The IC’s Report of the Origins of the Pandemic and the PRC’s Hysterical Propaganda Onslaught
We begin with the arrival at the White House today of the report from the U.S. Intelligence Community ordered by President Biden 90 days ago to look into the origins of the Covid-19 pandemic. Although the report apparently is not definitive on whether there was a zoonotic leap from animals to humans or a lab accident at the Wuhan Institute of Virology, nevertheless there is an onslaught underway from the Chinese government’s propaganda machine blaming the U.S. for starting the pandemic as a bioweapon developed at Fort Detrick, Maryland. Joining us is Thomas Wright, the Director of the Center on the United States and Europe and a Senior Fellow at the Project on International Order and Strategy at the Brookings Institution as well as a contributing writer to The Atlantic. His latest book just out, co-authored with Colin Kahl, is Aftershocks: Pandemic Politics and the End of the Old International Order and we discuss his article at Foreign Affairs, “The Center Cannot Hold. Will a Divided World Survive Common Threats?”
Unprecedented Judicial Activism From the Supreme Court’s Meddling in Foreign Policy
Then we look into the Supreme Court’s order on Trump’s “Remain in Mexico” policy which defies decades of precedent in a display of aggressive judicial activism from the rightwing conservative supermajority who are meddling in foreign policy without any coherence or guidance.Paul Campos, a professor at the University of Colorado Law School and author of Against the Law and Jurismania: The Madness of American Law, joins us to discuss how the court sided with a Trump-appointed Federalist judge in Texas in a way that forces the Biden administration to open negotiations with Mexico which has the advantage of knowing the U.S. is negotiating under the treat of a contempt order.
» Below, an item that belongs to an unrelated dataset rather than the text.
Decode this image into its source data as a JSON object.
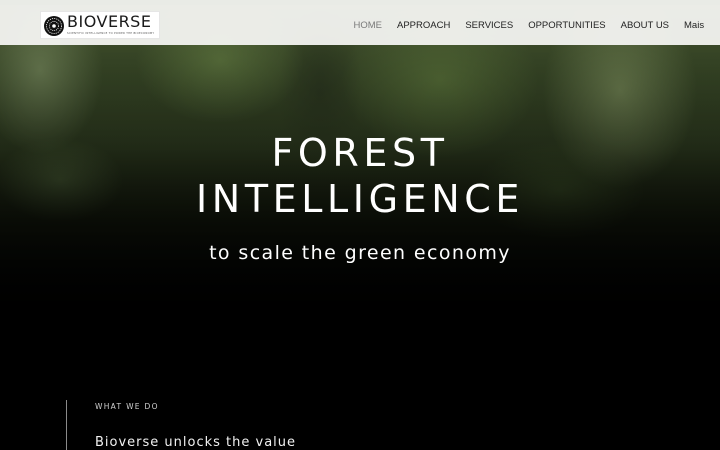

House Democratic Moderates Take a Stand That Looks More Like Grandstanding
Then finally we get an assessment of the wrangling among Democrats over the passage of the blueprints for the $3.5 trillion infrastructure bill and the John Lewis Voting Rights bill in which 10 moderate Democrats made a stand which ended up looking like grandstanding since all 10 eventually voted for the bills. Paul Light, Professor of Public Service at New York University and author of The Government-Industrial Complex: Tracking the True Size of Government, joins us to discuss the difficult path ahead for the budget and voting rights bills.